Categories: Tech News

Why mindset fit trumps culture fit for high-growth startups

As a new founder and hiring a team for the first time, I’ve been struggling with the question of culture fit vs mindset fit vs experience fit. What are the best criteria to use when hiring someone at a high-growth startup?

Based on all my learnings from launching Trumpet, a B2B sales platform, I believe that culture fit is hiring people with similar interests, attitudes about life, hobbies, personality dynamics, and ways of socializing with others.

Simply put, if I put this group of people around a table, would they all be able to relate to each other, chat comfortably, and basically grow a friendship? It’s important to note that this doesn’t mean hiring exactly the same people in terms of age, race, and background. I think it’s a trap people think they have to fall into when hiring for “culture”.

But is culture the right approach for a fast-growing company? Instead of just considering culture fit, I think startups should also consider another approach: mindset fit.

What is mindset adjustment?

Mindset fit fits alongside culture fit, but is more focused on what an employee wants from their job and how much they enjoy working to achieve their goals. Do they want to grow as fast as the company? Are they willing to take risks? Are they okay with failing and learning? Do they have a passion for improvement? Are they self-employed?

You can have two people who are very similar culturally but they could have very different answers to these questions.

From the employee side, being a cultural fit for the company is extremely important. Company culture is a vital factor for 46% of job seekers, with millennials prioritizing “people and culture fit” above all else. You will see that job specifications now add as much weight to the job as to benefits and internal culture.

At Trumpet, we’ve put together a concept paper that describes not only our company culture, but also our values ​​as founders and as a company; this is the fine intersection between “benefits” and what we really stand for as people and managers.

All of this falls apart if you only hire based on education and/or prior experience. Of course, for some roles, a certain level of experience is required. But when a college degree or number of years of work is your only check box, I think you’re setting yourself up for a fall.

A team will always need to be able to work together and collaboratively to be successful, no matter how talented the individual members are. You can draw similar parallels with sports where a winning team is never about having a single superstar: having highly engaged employees can lead to a 202% increase in performance.

Bin university degrees

My two co-founders, Nick Telson and Andrew Webster, decided to deploy culture and mindset above all else in their previous company, DesignMyNight.

This resulted in a team that worked together, socialized and in some cases even lived together!

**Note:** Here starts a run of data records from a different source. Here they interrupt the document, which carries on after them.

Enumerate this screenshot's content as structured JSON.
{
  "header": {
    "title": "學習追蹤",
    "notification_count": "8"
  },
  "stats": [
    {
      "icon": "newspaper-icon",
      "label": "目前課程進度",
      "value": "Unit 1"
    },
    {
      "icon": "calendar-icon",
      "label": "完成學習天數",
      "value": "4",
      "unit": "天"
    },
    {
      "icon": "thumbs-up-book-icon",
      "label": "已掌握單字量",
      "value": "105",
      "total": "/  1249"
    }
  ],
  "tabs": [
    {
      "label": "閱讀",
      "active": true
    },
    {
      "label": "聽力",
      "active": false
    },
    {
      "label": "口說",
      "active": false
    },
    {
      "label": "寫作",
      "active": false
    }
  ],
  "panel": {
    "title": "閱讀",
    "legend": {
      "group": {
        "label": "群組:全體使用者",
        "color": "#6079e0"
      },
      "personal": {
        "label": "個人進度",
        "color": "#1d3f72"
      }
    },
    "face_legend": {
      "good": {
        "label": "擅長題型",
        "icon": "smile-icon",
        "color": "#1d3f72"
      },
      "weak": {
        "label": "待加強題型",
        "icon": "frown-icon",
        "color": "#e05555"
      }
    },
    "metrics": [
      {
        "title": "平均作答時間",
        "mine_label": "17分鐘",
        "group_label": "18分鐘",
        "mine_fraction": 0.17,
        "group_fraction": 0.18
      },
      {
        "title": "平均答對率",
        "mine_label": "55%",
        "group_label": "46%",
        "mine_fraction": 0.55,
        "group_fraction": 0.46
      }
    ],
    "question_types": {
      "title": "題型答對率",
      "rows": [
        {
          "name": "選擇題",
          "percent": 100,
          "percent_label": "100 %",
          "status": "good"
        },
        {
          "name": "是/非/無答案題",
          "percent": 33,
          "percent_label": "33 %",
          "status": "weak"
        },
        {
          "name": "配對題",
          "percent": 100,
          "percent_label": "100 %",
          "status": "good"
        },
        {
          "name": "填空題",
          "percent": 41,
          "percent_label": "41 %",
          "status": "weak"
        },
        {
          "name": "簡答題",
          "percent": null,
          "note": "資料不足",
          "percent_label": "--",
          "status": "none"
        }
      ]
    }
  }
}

They were all pulling in the same direction, all with the same work/play hard attitude, and all can communicate effectively as teams and move the company forward in a positive direction.

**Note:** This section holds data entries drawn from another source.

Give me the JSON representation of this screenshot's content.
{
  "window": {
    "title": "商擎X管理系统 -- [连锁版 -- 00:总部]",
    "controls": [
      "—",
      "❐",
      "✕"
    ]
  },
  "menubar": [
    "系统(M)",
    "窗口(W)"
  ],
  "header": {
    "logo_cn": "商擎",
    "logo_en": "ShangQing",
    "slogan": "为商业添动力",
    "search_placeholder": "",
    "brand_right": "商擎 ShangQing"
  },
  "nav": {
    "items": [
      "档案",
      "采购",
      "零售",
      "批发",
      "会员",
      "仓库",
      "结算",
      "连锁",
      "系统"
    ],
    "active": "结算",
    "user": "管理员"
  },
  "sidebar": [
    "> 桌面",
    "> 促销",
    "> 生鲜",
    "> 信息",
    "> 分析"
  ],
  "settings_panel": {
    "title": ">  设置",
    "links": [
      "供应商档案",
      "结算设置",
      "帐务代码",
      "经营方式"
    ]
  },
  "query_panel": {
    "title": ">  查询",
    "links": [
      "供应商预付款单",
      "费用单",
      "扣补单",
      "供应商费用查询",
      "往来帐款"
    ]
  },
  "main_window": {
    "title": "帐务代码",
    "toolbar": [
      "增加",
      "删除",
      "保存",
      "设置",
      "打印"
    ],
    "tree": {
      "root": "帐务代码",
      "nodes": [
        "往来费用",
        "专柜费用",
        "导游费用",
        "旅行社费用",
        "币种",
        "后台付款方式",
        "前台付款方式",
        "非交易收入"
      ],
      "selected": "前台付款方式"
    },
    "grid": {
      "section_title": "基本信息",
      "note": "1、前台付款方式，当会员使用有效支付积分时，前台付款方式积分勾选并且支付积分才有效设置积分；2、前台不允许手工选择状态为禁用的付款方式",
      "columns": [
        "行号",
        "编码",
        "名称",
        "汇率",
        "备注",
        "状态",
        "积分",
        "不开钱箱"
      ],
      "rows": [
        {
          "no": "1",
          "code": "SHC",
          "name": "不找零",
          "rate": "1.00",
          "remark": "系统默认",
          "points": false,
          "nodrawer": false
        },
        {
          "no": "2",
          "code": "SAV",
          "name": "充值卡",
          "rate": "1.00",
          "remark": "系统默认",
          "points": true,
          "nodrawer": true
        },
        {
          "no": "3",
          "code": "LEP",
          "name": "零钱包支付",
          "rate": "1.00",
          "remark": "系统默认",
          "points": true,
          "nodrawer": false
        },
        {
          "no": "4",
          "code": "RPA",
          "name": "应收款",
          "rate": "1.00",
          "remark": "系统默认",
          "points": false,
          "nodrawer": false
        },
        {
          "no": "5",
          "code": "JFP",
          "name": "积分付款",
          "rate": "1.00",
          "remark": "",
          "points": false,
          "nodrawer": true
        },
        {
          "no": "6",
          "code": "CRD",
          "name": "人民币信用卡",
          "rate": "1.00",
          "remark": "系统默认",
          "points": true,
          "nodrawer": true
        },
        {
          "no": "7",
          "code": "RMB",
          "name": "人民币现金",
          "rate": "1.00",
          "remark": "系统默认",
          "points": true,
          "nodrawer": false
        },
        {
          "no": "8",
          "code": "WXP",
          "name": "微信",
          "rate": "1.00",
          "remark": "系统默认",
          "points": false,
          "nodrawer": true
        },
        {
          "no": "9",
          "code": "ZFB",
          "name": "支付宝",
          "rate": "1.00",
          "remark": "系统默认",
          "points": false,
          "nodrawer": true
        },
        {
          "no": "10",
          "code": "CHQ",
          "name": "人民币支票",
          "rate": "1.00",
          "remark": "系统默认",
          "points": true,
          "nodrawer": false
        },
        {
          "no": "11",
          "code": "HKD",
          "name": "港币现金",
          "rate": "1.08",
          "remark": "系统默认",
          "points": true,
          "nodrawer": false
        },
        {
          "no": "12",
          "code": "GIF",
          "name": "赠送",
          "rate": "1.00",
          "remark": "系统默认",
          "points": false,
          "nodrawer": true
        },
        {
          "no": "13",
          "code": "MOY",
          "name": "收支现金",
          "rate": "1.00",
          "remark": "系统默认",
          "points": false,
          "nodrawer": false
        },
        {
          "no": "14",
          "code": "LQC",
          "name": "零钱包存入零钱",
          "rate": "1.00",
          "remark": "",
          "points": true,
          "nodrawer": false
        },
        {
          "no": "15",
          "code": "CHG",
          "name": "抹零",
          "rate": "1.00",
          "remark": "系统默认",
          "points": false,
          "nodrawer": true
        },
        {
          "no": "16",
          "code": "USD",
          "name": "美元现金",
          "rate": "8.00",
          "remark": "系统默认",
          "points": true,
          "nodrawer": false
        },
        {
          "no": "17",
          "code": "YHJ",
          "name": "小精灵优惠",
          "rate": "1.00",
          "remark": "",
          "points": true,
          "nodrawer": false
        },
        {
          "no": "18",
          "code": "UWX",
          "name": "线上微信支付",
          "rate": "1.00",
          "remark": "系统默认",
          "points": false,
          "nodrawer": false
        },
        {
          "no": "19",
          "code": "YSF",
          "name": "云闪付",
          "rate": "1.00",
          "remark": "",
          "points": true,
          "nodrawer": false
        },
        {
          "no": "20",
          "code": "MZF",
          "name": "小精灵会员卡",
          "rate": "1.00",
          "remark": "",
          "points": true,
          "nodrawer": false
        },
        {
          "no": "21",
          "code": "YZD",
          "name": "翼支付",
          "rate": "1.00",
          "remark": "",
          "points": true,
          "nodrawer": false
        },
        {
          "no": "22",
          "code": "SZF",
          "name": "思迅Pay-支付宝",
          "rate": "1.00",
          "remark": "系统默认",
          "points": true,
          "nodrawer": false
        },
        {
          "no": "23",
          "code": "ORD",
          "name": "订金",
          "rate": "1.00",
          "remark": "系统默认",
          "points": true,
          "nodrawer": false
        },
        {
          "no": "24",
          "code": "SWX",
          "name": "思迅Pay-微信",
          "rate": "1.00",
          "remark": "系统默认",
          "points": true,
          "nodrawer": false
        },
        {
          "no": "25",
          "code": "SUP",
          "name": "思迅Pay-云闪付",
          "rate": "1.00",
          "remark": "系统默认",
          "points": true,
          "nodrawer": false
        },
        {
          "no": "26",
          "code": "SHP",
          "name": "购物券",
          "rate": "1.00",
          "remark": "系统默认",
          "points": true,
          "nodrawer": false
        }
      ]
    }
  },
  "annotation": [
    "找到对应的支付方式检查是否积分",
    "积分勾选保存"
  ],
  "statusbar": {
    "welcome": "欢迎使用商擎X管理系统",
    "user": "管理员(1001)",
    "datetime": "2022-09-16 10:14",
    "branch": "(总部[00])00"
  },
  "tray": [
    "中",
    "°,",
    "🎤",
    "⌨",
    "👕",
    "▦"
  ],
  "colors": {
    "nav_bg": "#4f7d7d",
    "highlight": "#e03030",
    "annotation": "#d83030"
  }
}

Of course, not all employees want to socialize constantly or be best friends with their teammates. That’s fine, as long as they don’t bring down the rest of the team or look down on those they’re socializing with. You get the same thing in non-work friendship groups anyway: those who want to socialize non-stop and those who want to be more in and out.

I’ve come to the conclusion that at Trumpet I want a similar concept but putting mindset above everything else, followed by culture fit and putting college degrees in the bin.

You can get the job done effectively is a big green tick, but nothing else is a no. Our first ten hires must form a close bond, be able to give open feedback to each other, disagree and come together in the end, realizing that every decision is not based on ego but on what is better for the company.

My job as co-founder is to hire the right people who fit that mold and create a culture where we can all thrive as a unit.

Rory Sadler is co-founder and CEO of Trumpet.


Published by

Recent Posts

More on the Interest-Income Channel

Last weekend, I wrote about Warren Mosler's argument that the Fed's rate hikes could be…

4 weeks ago

More information in the Interests Channel

Last weekend, I he wrote on Warren Mosler's argument that the Fed's rate hikes could…

4 weeks ago

Biden wants to reduce the deficit. Powell wants to reduce inflation. Do rate hikes undermine both goals?

Last week, the chairman of the Fed, Jerome Powell said, "the disinflationary process has begun".…

1 month ago

Quick thoughts on the CBO budget and economic outlook

Earlier this week, I joined Romaine Bostick and Scarlet Fu Bloomberg TV. The Congressional Budget…

1 month ago

Eight states have joined forces to raise taxes on America’s wealthiest

Tomorrow morning, I'll be joining CNBC's Squawk Box to talk about a new effort tax…

1 month ago

Mike Pence would pick up where Paul Ryan left off

Former Vice President Mike Pence talks about privatizing Social Security. The remarks came Thursday before…

2 months ago